“This is a real distributed test lab, and the students are emulating test operators,” said Dr. David Brown, deputy assistant secretary of defense for developmental T&E, who attended the Cardozo ceremony. Brown is also director of the department’s Test Resource Management Center.
According to TEQGames literature, students who participate in the FLEX Lab experience “are challenged to new and engaging missions that range from introductory flight experiences to survival-support operations from the world’s most dangerous airport.”
Each mission requires critical thinking in applying core math and science competencies ranging from time-speed-distance calculations to advanced physics, TEQGames says.
FLEX-ACE introduces students to technical and engineering disciplines they might not otherwise be exposed to at the high school level, and a range of career paths aligned with the DoD T&E mission.
The focus on science and technology is part of the DoD STEM mission -- to attract, inspire and develop exceptional STEM talent across the education continuum to enrich current and future service members and the DoD workforce to meet defense technological challenges.
In March, Defense Secretary Ash Carter spoke about the importance to the department of looking to the future.
“I’ve made a commitment to the men and women in uniform, to President Obama and to the American people, that as secretary of defense I will drive change to build what I call the Force of the Future: the military and the broader Defense Department that we need to serve and defend our country in the years to come,” the secretary said.

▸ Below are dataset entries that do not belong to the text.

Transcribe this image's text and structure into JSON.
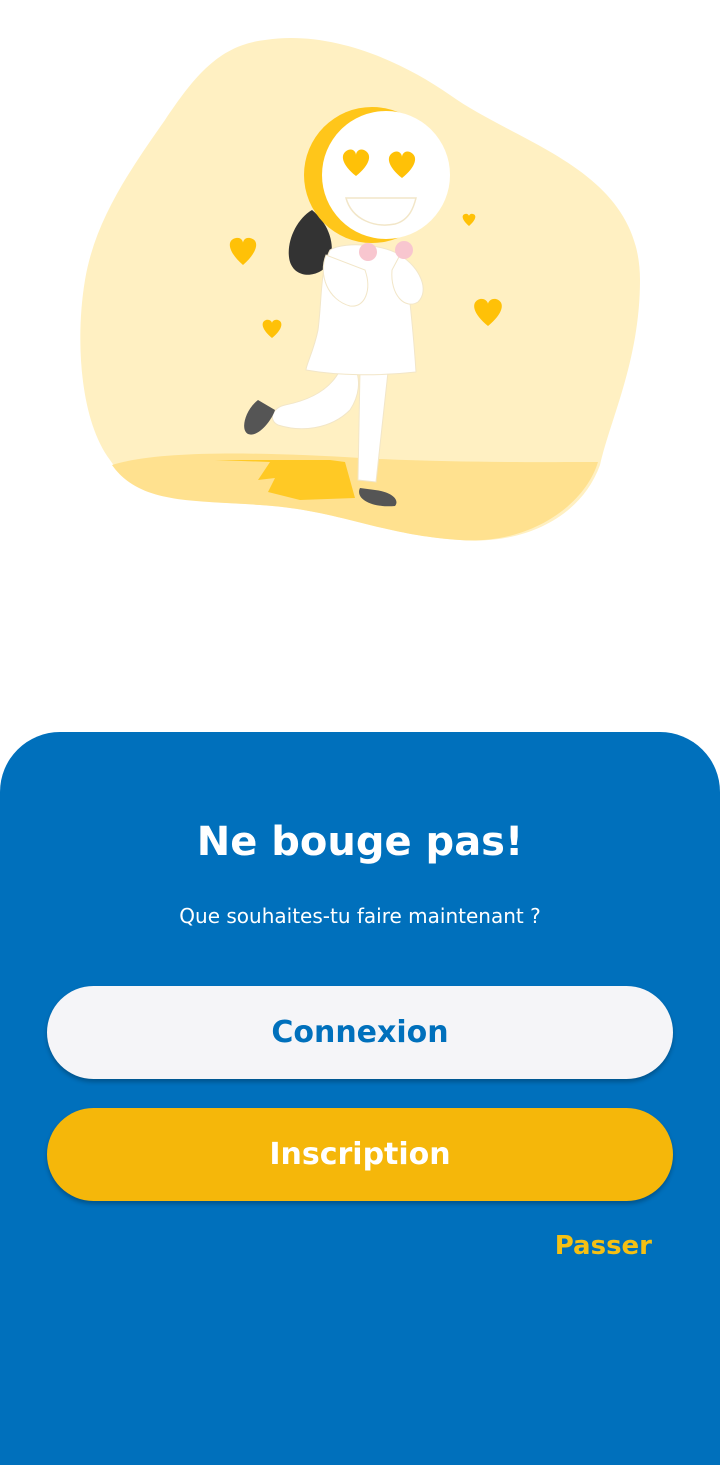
{
  "colors": {
    "panel_background": "#0070bc",
    "primary_button_background": "#f5f5f8",
    "primary_button_text": "#0070bc",
    "secondary_button_background": "#f5b70a",
    "secondary_button_text": "#ffffff",
    "skip_link_text": "#f5c013",
    "illustration_blob": "#fff0c2",
    "illustration_accent": "#ffc61a"
  },
  "illustration": {
    "icon": "girl-with-heart-eyes-emoji-mask-illustration"
  },
  "welcome": {
    "title": "Ne bouge pas!",
    "subtitle": "Que souhaites-tu faire maintenant ?"
  },
  "actions": {
    "login_label": "Connexion",
    "signup_label": "Inscription",
    "skip_label": "Passer"
  }
}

The DoD Test Resource Management Center also has a workforce outreach goal -- to ensure that a persistent pipeline of technology adds to the DoD technology T&E enterprise, and adds talent to the DoD T&E community.

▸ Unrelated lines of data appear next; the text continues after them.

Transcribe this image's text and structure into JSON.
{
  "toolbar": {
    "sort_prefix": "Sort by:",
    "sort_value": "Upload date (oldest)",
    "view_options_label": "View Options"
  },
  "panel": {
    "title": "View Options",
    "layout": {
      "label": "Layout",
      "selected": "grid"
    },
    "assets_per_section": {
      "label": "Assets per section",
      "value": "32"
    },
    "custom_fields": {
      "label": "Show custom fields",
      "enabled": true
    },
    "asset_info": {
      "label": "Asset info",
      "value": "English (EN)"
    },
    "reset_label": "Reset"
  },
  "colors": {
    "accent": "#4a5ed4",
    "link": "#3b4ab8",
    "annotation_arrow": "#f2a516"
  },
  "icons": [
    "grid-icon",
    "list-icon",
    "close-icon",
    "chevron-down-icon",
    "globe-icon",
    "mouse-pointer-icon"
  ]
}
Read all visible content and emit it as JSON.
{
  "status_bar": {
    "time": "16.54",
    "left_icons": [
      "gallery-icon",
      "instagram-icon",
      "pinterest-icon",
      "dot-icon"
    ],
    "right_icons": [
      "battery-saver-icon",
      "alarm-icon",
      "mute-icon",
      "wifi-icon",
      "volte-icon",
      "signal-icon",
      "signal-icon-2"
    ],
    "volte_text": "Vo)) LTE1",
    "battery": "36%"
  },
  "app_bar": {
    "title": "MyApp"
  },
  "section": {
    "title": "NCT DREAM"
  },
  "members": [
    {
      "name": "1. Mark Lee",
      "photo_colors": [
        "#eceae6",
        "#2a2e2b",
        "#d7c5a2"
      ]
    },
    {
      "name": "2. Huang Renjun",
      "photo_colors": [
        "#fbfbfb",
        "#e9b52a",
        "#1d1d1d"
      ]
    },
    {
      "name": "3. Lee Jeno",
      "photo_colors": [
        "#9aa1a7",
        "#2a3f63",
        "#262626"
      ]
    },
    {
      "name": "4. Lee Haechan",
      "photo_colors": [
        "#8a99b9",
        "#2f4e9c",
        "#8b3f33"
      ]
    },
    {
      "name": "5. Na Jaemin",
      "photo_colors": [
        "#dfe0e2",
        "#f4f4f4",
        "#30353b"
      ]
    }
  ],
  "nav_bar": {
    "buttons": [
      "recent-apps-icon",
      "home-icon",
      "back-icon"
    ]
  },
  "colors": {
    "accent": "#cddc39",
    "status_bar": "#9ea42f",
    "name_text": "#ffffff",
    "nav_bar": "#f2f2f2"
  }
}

The workforce is DoD’s most valuable T&E resource, Brown said.
The Cardozo FLEX-ACE lab is the first of its kind in Washington, and although it is the 18th FLEX-ACE classroom across the country and around the world, it is the third being used as a T&E distributed-test-environment test bed.

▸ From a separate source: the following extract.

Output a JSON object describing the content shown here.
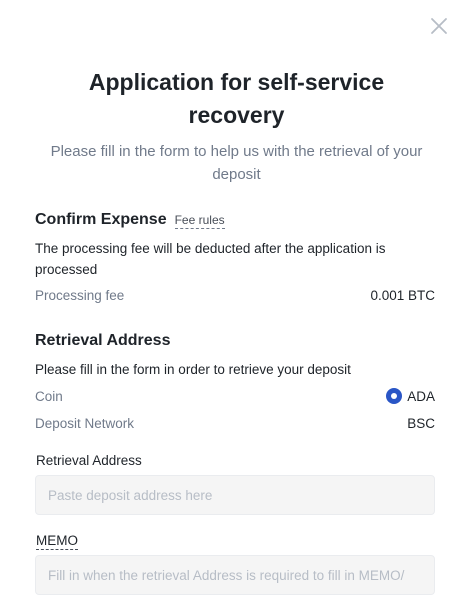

The immersive laboratory environment puts students in realistic T&E range occupations -- as engineers, scientists and technologists. Through interactive T&E missions, students develop a strong foundation in basic T&E concepts and an appreciation for the diverse career field.
FLEX-ACE allows students to see themselves in these roles and encourages their pursuit of challenging higher education, Brown said.
In his remarks to the students, Kendall recalled that he went through school during the Space Age, when the nation was working to put people on the moon.
“Think about that era, and today there are some interesting parallels,” he said. “Many areas of technology are opening up now too in aerospace and space.”
Hypersonic flight is an emerging technology, and Kendall mentioned the record-breaking final flight of the Air Force’s X-51A hypersonic scramjet, which in May 2013 reached Mach 5.1.
An aircraft speed is said to be hypersonic, according to NASA, when it is greater than Mach 5, which is five times the speed of sound. Typical speeds for hypersonic aircraft are greater than 3,000 miles per hour.
Flying speeds above Mach 5 for military and commercial applications are on the horizon, Kendall said, “and we're going to get there.” Amazing things are happening in space, he told the students.
“Commercial companies like Google are talking about using massive constellations to provide Internet everywhere, all the time, to everybody,” he said, and for Earth observation and communications in general.
“Manned space flight will come back in a big way, eventually,” Kendall said. “We're going to get beyond the space station, and NASA's serious about going to Mars. There are enormous opportunities out there.”
Kendall encouraged the students to get started now.
“Make the choice to dig into this and learn as much as you can,” he told them. “It will serve you enormously well.”
(Follow Cheryl Pellerin on Twitter: @PellerinDoDNews)